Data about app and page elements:

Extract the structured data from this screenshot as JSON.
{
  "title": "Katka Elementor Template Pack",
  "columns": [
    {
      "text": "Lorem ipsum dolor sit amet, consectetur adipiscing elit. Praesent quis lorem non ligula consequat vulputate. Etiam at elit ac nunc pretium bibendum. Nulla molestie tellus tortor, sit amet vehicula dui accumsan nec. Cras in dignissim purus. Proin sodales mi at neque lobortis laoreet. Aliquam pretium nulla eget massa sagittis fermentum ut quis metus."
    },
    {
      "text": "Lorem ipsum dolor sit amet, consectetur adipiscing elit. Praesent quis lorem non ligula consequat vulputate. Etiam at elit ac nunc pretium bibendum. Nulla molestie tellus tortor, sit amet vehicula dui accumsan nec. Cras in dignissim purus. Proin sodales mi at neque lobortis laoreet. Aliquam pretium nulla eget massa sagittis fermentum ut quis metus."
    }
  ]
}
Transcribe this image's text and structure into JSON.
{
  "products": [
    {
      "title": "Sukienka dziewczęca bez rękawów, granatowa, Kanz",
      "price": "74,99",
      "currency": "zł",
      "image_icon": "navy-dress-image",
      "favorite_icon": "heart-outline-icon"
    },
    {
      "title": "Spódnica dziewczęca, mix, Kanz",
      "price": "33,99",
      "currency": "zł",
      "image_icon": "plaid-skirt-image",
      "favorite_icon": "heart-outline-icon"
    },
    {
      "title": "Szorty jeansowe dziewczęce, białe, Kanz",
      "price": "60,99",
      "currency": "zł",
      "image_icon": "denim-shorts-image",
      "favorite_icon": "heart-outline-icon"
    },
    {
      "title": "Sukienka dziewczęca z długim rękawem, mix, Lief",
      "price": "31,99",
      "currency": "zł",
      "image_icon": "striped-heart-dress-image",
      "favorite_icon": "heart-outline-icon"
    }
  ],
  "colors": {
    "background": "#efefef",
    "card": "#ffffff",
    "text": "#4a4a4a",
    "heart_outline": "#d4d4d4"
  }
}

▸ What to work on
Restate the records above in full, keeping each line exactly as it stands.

▸ Answer section
Extract the structured data from this screenshot as JSON.
{
  "title": "Katka Elementor Template Pack",
  "columns": [
    {
      "text": "Lorem ipsum dolor sit amet, consectetur adipiscing elit. Praesent quis lorem non ligula consequat vulputate. Etiam at elit ac nunc pretium bibendum. Nulla molestie tellus tortor, sit amet vehicula dui accumsan nec. Cras in dignissim purus. Proin sodales mi at neque lobortis laoreet. Aliquam pretium nulla eget massa sagittis fermentum ut quis metus."
    },
    {
      "text": "Lorem ipsum dolor sit amet, consectetur adipiscing elit. Praesent quis lorem non ligula consequat vulputate. Etiam at elit ac nunc pretium bibendum. Nulla molestie tellus tortor, sit amet vehicula dui accumsan nec. Cras in dignissim purus. Proin sodales mi at neque lobortis laoreet. Aliquam pretium nulla eget massa sagittis fermentum ut quis metus."
    }
  ]
}
Transcribe this image's text and structure into JSON.
{
  "products": [
    {
      "title": "Sukienka dziewczęca bez rękawów, granatowa, Kanz",
      "price": "74,99",
      "currency": "zł",
      "image_icon": "navy-dress-image",
      "favorite_icon": "heart-outline-icon"
    },
    {
      "title": "Spódnica dziewczęca, mix, Kanz",
      "price": "33,99",
      "currency": "zł",
      "image_icon": "plaid-skirt-image",
      "favorite_icon": "heart-outline-icon"
    },
    {
      "title": "Szorty jeansowe dziewczęce, białe, Kanz",
      "price": "60,99",
      "currency": "zł",
      "image_icon": "denim-shorts-image",
      "favorite_icon": "heart-outline-icon"
    },
    {
      "title": "Sukienka dziewczęca z długim rękawem, mix, Lief",
      "price": "31,99",
      "currency": "zł",
      "image_icon": "striped-heart-dress-image",
      "favorite_icon": "heart-outline-icon"
    }
  ],
  "colors": {
    "background": "#efefef",
    "card": "#ffffff",
    "text": "#4a4a4a",
    "heart_outline": "#d4d4d4"
  }
}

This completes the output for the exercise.